I also got a supply of Glitter thread for my machine quilting classes, it's been one of the most popular threads I demo with so I can now offer it for sale to my students. I can't afford to keep all the shades but I hope I got a good selection.

Well back to the art quilt. I'll show you how I'm doing later.

Thursday, August 18, 2011

World Quilt show
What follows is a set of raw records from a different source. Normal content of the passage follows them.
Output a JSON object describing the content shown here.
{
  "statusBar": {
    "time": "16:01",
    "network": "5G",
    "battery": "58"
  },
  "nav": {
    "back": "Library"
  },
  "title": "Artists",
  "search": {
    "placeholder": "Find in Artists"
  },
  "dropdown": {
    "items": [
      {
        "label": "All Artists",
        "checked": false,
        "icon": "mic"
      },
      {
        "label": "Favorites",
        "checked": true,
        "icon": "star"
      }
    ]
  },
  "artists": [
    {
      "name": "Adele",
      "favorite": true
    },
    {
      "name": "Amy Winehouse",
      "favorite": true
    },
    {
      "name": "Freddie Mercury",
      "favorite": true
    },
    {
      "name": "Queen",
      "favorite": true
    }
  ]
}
I've had a couple of days with very little time to quilt unfortunately (well it happens). I did errands yesterday and visited a friend today. When I got home though I got a great surprise. The World Quilt Show results are up. Well where to start. At the top I guess, Persephone Rising by Marilyn Belford I love. I am surprised it only have an Honourable Mention. I love it, but I usually do like her quilts. Heading on down the page I like the Winner of Best Machine Workmanship (Innovative) I hope I can get to see a bigger picture of it at some point. It is Te Timatanga by Ansa Breytenbach, from New Zealand. My next big grin was caused by Jacquie Harvey,who has won Best Hand Workmanship (traditional) with Lux Aurumque (Light & Gold. I have huge respect for Jacquie and she is a lot of fun too. Well done. Right below her quilt is Best Machine Workmanship (traditional), Greek Fossils :) I can't tell you have chuffed I am. That was the award I really wanted, but the good news continues, best of country for the UK is another quilt I am really fond of, A Future and a Hope by Lynne Quinn I saw it at the Festival of Quilts last year and loved it. I felt it should have done better than it did, and this pretty much sorts that out.

All in all a great day for lots of quilts and people I like. Well done everyone and if anyone is going to the World quilt show at any of it's venues please could you send me a picture of Greek Fossils hanging, I would really appreciate it.

Tuesday, August 16, 2011

The middle is nigh

Maybe it doesn't quite have the same ring as the end is nigh, but I think it is pretty cool. This is the monster quilt and that really is the middle. I've been working from the bottom up doing the fill quilting, and I don't get to roll on much so milestones become way more important. I still haven't done all the filling and there will probably a third pass, but it is coming along.

Monday, August 15, 2011

Somewhat distracted

I've not got as much done today. I've managed to catch up on some sleep and Tet got back from his weekend music festival so I've tried to be a bit sociable.

Being a sad quilter I thought I would share my ring of bobbins today. I have several of these rings and I love them as the bobbins don't fall out when you drop them on the floor, and well I do that from time to time. This one is just set up for the current project which not only has several colours of bobbin thread in it but gets through quite a lot of all of them. As you can see I am using a mixture of pre-wound cardboard bobbins and ones I wind myself. Most of the thread is Masterpiece by Superior threads, it's a very fine (50wt) cotton thread. The dark purple is Aurifil. That is also a 50wt cotton and is the bobbin thread for the matching shade of 28wt that I am using on the top of the quilt. I just really like seeing my bobbins sitting there waiting to be used. I don't generally have needles waiting to be used, but this is pretty dense quilting and I am getting through needles pretty quickly. Having them right to hand improves the odds of me changing them as soon as they need it.